Approximately 46,000 volunteers for the British military came from Belfast in World War I. When war,commenced in 1914, it had direct implications for Ireland and the debate over Home Rule.
Unionists found the war to be a reason to suspend action on Home Rule. Nationalists felt that the war provided an opportunity to pressure the government to pass Home Rule as an Act.
In the early weeks of the war, the uncertainty over Home Rule had an effect on recruitment in Ulster. Soon, a truce was reached when Home Rule was passed into law on September 18, 1914, but its implementation was postponed until after the war. A special, undefined provision was included for Ulster.
Unionists were angered by the compromise, but nationalists were thrilled. They could now focus their energies on the war effort.
The first part of recruitment was to call up the reserve. Many members of the Ulster Volunteer Force and Irish Volunteers were also British army reservists and special reservists. They were both mobilized immediately after war was declared. About 3,000 reservists left the Belfast shipyards for active service at this time.
Next, the search for volunteers began. The leaders of each of the political militias offered their services for military duty. Joe Devlin, the Home Rule MP for West Belfast and a director of The Irish News, encouraged his supporters to join an ‘Irish Brigade’ in the form of the 16th (Irish) Division.
The nationalist leaders supported the war to show their maturity following the promised Home Rule legislation and to demonstrate that Irish nationalism could be comfortable within the British Empire.
The unionists, though, saw an opportunity to show their loyalty to the Crown and secure Ulster’s place in the union, which is what they had wanted before the war.

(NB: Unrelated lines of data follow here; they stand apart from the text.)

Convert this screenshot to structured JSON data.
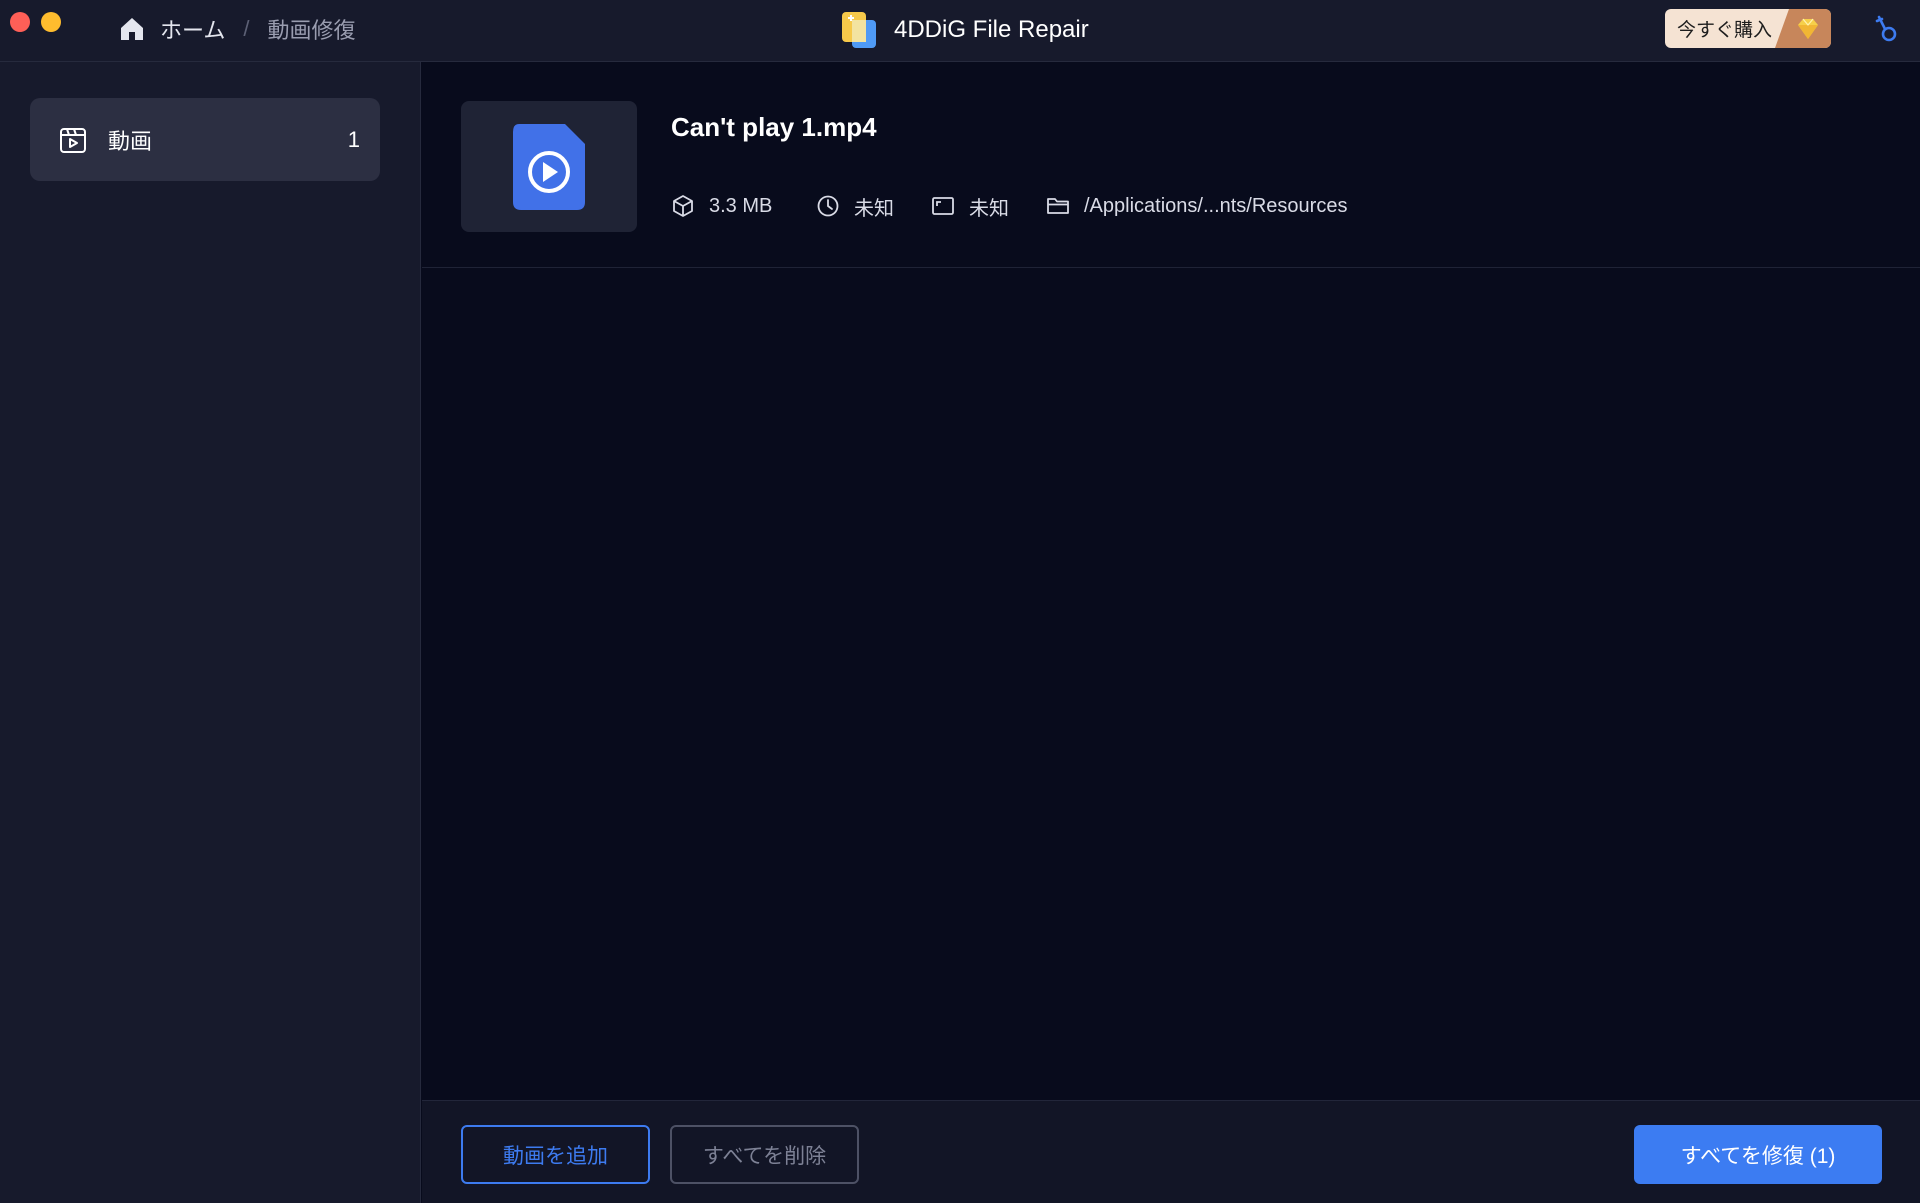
{
  "window": {
    "title": "4DDiG File Repair"
  },
  "breadcrumb": {
    "home": "ホーム",
    "separator": "/",
    "current": "動画修復"
  },
  "header": {
    "buy_label": "今すぐ購入"
  },
  "sidebar": {
    "items": [
      {
        "label": "動画",
        "count": "1",
        "icon": "video-file-icon"
      }
    ]
  },
  "files": [
    {
      "name": "Can't play 1.mp4",
      "size": "3.3 MB",
      "duration": "未知",
      "resolution": "未知",
      "path": "/Applications/...nts/Resources"
    }
  ],
  "footer": {
    "add_label": "動画を追加",
    "remove_all_label": "すべてを削除",
    "repair_all_label": "すべてを修復 (1)"
  },
  "colors": {
    "background": "#080b1c",
    "panel": "#171a2c",
    "accent": "#3c7cf2",
    "buy_button": "#f5e3d3",
    "gem": "#c7865b"
  }
}
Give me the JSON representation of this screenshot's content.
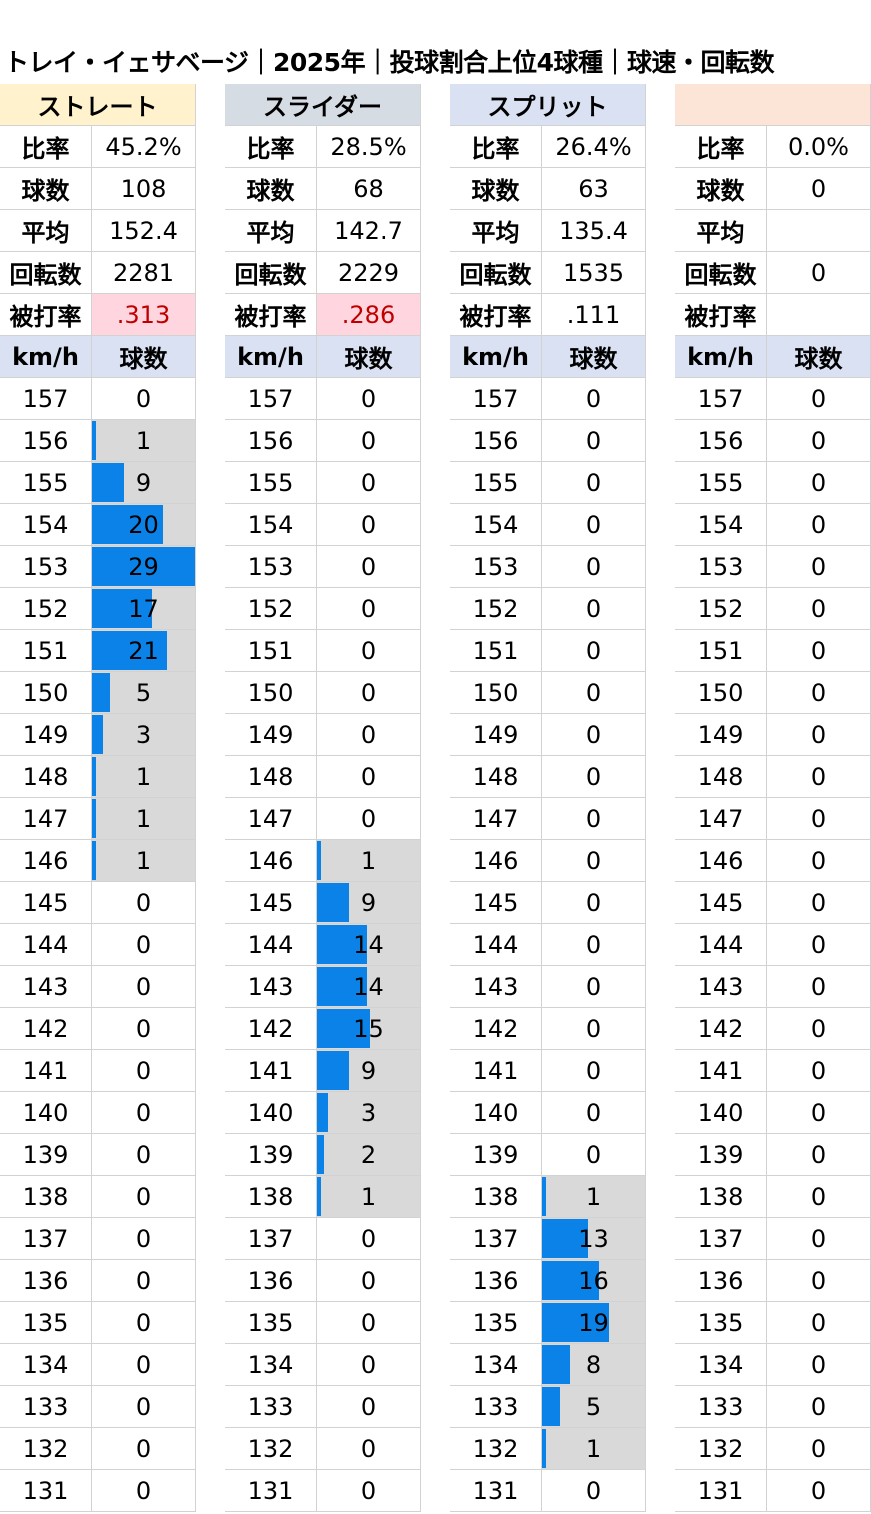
{
  "title": "トレイ・イェサベージ｜2025年｜投球割合上位4球種｜球速・回転数",
  "colors": {
    "bar": "#0a82e8",
    "bar_track": "#d9d9d9",
    "highlight_pink": "#ffd6df",
    "subheader_bg": "#d9e1f2",
    "header_straight": "#fff2cc",
    "header_slider": "#d6dce4",
    "header_split": "#d9e1f2",
    "header_fourth": "#fce4d6",
    "value_red": "#c00000"
  },
  "stat_labels": [
    "比率",
    "球数",
    "平均",
    "回転数",
    "被打率"
  ],
  "sub_headers": {
    "speed": "km/h",
    "count": "球数"
  },
  "speeds": [
    157,
    156,
    155,
    154,
    153,
    152,
    151,
    150,
    149,
    148,
    147,
    146,
    145,
    144,
    143,
    142,
    141,
    140,
    139,
    138,
    137,
    136,
    135,
    134,
    133,
    132,
    131
  ],
  "pitches": [
    {
      "name": "ストレート",
      "header_color": "#fff2cc",
      "stats": [
        "45.2%",
        "108",
        "152.4",
        "2281",
        ".313"
      ],
      "avg_highlight": true,
      "max_count": 29,
      "counts": [
        0,
        1,
        9,
        20,
        29,
        17,
        21,
        5,
        3,
        1,
        1,
        1,
        0,
        0,
        0,
        0,
        0,
        0,
        0,
        0,
        0,
        0,
        0,
        0,
        0,
        0,
        0
      ],
      "bar_range": [
        1,
        11
      ]
    },
    {
      "name": "スライダー",
      "header_color": "#d6dce4",
      "stats": [
        "28.5%",
        "68",
        "142.7",
        "2229",
        ".286"
      ],
      "avg_highlight": true,
      "max_count": 29,
      "counts": [
        0,
        0,
        0,
        0,
        0,
        0,
        0,
        0,
        0,
        0,
        0,
        1,
        9,
        14,
        14,
        15,
        9,
        3,
        2,
        1,
        0,
        0,
        0,
        0,
        0,
        0,
        0
      ],
      "bar_range": [
        11,
        19
      ]
    },
    {
      "name": "スプリット",
      "header_color": "#d9e1f2",
      "stats": [
        "26.4%",
        "63",
        "135.4",
        "1535",
        ".111"
      ],
      "avg_highlight": false,
      "max_count": 29,
      "counts": [
        0,
        0,
        0,
        0,
        0,
        0,
        0,
        0,
        0,
        0,
        0,
        0,
        0,
        0,
        0,
        0,
        0,
        0,
        0,
        1,
        13,
        16,
        19,
        8,
        5,
        1,
        0
      ],
      "bar_range": [
        19,
        25
      ]
    },
    {
      "name": "",
      "header_color": "#fce4d6",
      "stats": [
        "0.0%",
        "0",
        "",
        "0",
        ""
      ],
      "avg_highlight": false,
      "max_count": 29,
      "counts": [
        0,
        0,
        0,
        0,
        0,
        0,
        0,
        0,
        0,
        0,
        0,
        0,
        0,
        0,
        0,
        0,
        0,
        0,
        0,
        0,
        0,
        0,
        0,
        0,
        0,
        0,
        0
      ],
      "bar_range": null
    }
  ]
}
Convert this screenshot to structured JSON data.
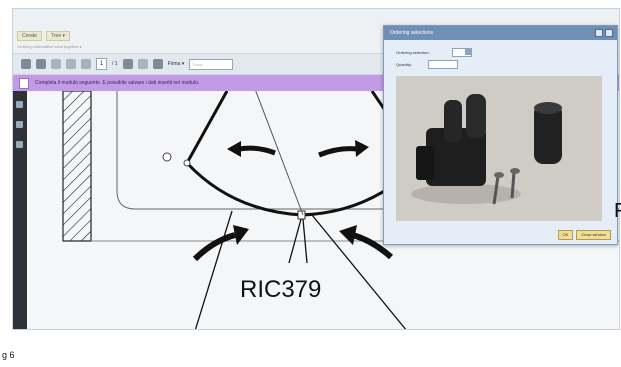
{
  "topbar": {
    "tabs": [
      "Create",
      "Tree ▾"
    ],
    "breadcrumb": "Ordering information work together ▸"
  },
  "toolbar": {
    "page_current": "1",
    "page_total": "/ 1",
    "sign_label": "Firma ▾",
    "find_placeholder": "Trova"
  },
  "banner": {
    "text": "Completa il modulo seguente. È possibile salvare i dati inseriti nel modulo."
  },
  "drawing": {
    "part_label": "RIC379"
  },
  "dialog": {
    "title": "Ordering selections",
    "field_ordering_label": "Ordering selection:",
    "field_ordering_value": "1",
    "field_quantity_label": "Quantity:",
    "field_quantity_value": "",
    "ok_label": "OK",
    "close_label": "Close window"
  },
  "caption": {
    "text": "g 6"
  },
  "edge_fragment": {
    "text": "F"
  }
}
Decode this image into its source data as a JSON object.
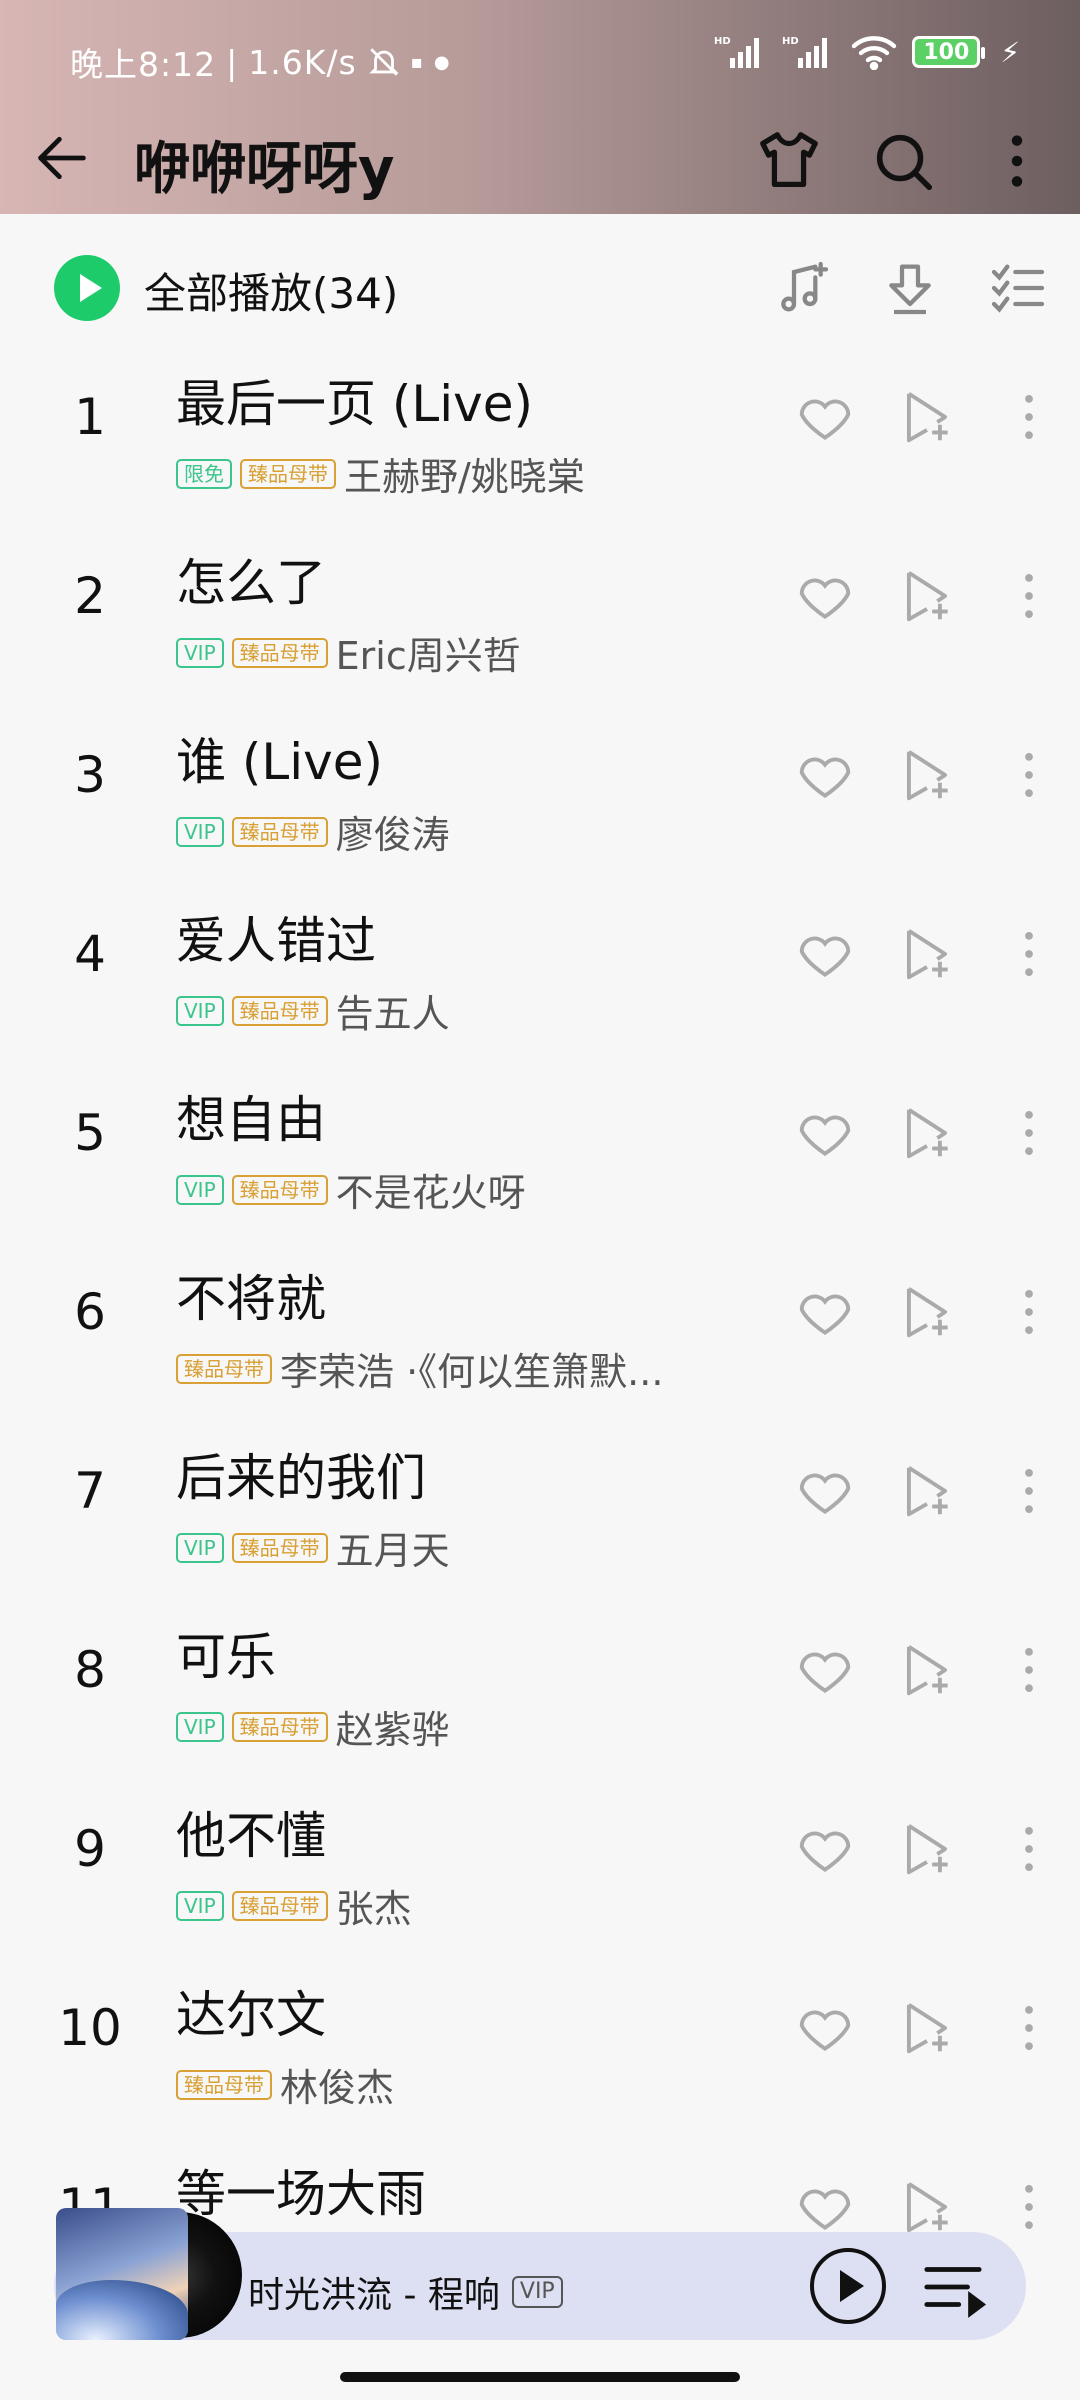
{
  "status_bar": {
    "time": "晚上8:12",
    "speed": "1.6K/s",
    "battery": "100"
  },
  "header": {
    "title": "咿咿呀呀y"
  },
  "play_all": {
    "label": "全部播放(34)"
  },
  "songs": [
    {
      "num": "1",
      "title": "最后一页 (Live)",
      "tags": [
        "限免",
        "臻品母带"
      ],
      "artist": "王赫野/姚晓棠"
    },
    {
      "num": "2",
      "title": "怎么了",
      "tags": [
        "VIP",
        "臻品母带"
      ],
      "artist": "Eric周兴哲"
    },
    {
      "num": "3",
      "title": "谁 (Live)",
      "tags": [
        "VIP",
        "臻品母带"
      ],
      "artist": "廖俊涛"
    },
    {
      "num": "4",
      "title": "爱人错过",
      "tags": [
        "VIP",
        "臻品母带"
      ],
      "artist": "告五人"
    },
    {
      "num": "5",
      "title": "想自由",
      "tags": [
        "VIP",
        "臻品母带"
      ],
      "artist": "不是花火呀"
    },
    {
      "num": "6",
      "title": "不将就",
      "tags": [
        "臻品母带"
      ],
      "artist": "李荣浩 ·《何以笙箫默..."
    },
    {
      "num": "7",
      "title": "后来的我们",
      "tags": [
        "VIP",
        "臻品母带"
      ],
      "artist": "五月天"
    },
    {
      "num": "8",
      "title": "可乐",
      "tags": [
        "VIP",
        "臻品母带"
      ],
      "artist": "赵紫骅"
    },
    {
      "num": "9",
      "title": "他不懂",
      "tags": [
        "VIP",
        "臻品母带"
      ],
      "artist": "张杰"
    },
    {
      "num": "10",
      "title": "达尔文",
      "tags": [
        "臻品母带"
      ],
      "artist": "林俊杰"
    },
    {
      "num": "11",
      "title": "等一场大雨",
      "tags": [],
      "artist": ""
    }
  ],
  "now_playing": {
    "text": "时光洪流 - 程响",
    "tag": "VIP"
  },
  "icons": {
    "back": "back-arrow-icon",
    "theme": "tshirt-icon",
    "search": "search-icon",
    "more": "more-vertical-icon",
    "add_music": "add-music-icon",
    "download": "download-icon",
    "multi_select": "multi-select-icon",
    "like": "heart-icon",
    "add_to_playlist": "add-to-playlist-icon",
    "song_more": "more-vertical-icon",
    "play": "play-icon",
    "playlist": "playlist-icon"
  }
}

The UVF was attractive to the British Army as it provided a ready-made army.
The agreement Edward Carson made with the War Office allowed the UVF units to remain together within an ‘Ulster’ Division. Belfast recruits were the heart of Ulster Division’s strength.
Apart from politics, there were many reasons to enlist. For many recruits, boredom, lack of work and adventure were all more compelling reasons than politics. For example, John Boyd of Belfast joined because his friends had joined and he felt that he should enlist as well.
The middle and upper classes often wanted the chance to prove themselves in the officer class. It would be inaccurate to say that they had no choice but to join for economic reasons.
All recruits shared one thing in common; they all had the mistaken belief that they could make a difference.
Men, and some women, from Belfast, made their way into almost every aspect of war. They were even among the first casualties. Private Hugh Bailie of the 2nd South Lancashire Regiment died in Belgium on August 26, 1914.
Civilians were also affected. Patrick McGinley, a former school teacher in Clonard in west Belfast, and Margaret McClintock, who had left for a fresh start in New York, were each fortunate to survive the sinking of the Lusitania.
Others were finding themselves in strange environments. One unidentified ‘Sinn Féiner’ was found in the ranks of the 36th (Ulster) Division. Wilfred Spender noticed how this ‘Sinn Féiner’ was very open about it and even was audacious enough to apply for leave during the Easter Rising in April of 1916.
“When asked why he joined us, he said that he wanted to fight – he thought it was his duty to do so – but that no Sinn Féiner would dream of joining the nationalists (16th Irish Division). All Sinn Féiners admired the UVF!”
The 36th Ulster and the 16th Irish Divisions were both in their first major engagement of the war at the Somme. Initially conceived as a ‘big push’ that could end the war early, by June 1916, it had become a fight just to keep the Allies in the war after the German attack at Verdun.
On July 1, 1916, on the first day of the battle, the Ulster Division’s objective was to advance towards the village of Thiepval to take a fortified German trench network called the Schwaben Redoubt. They managed their advance shortly before 7:30 a.m. during an intensive artillery barrage.
George Hill of Belfast remembered, “When the barrage lifted on the morning of the 1st we went over the top in waves. We had practiced it when out of the line. Some of the lads had got hold of a football and kicked it ahead, shouting ‘Up the Blues’ or ‘Up the Glens’.”
Initially, the Ulster Division overwhelmed the Germans and claimed their objective. However, they were forced to withdrawal by nightfall. A German corporal named Hinkel poignantly recalled this event: “They retreated in their droves from Schwaben Redoubt. Once again our machine guns chattered away. Once again our rifle barrels glowed red hot. Once again my men were seized by the reckless bravado which had gripped them in the morning. Many an Irish mother’s son lay down to the sleep from which there is no awakening.”
Within the first two days of battle, 5,500 were dead, wounded or missing.
Meanwhile, the 16th (Irish) Division moved into the Somme sector in September. Their objective was to liberate the towns of Guillemont and Ginchy.
The Irish Division was more successful than the Ulsters, having successfully reached their objective. They had 4,330 casualties, of which 1,000 lay dead. The two divisions would incur nearly 10,000 casualties at the Somme. They were part of a wider offensive with men from Belfast figuring in units other than the 16th and 36th.
Finally, the battle reached its end in November 1916. The British had advanced only seven miles.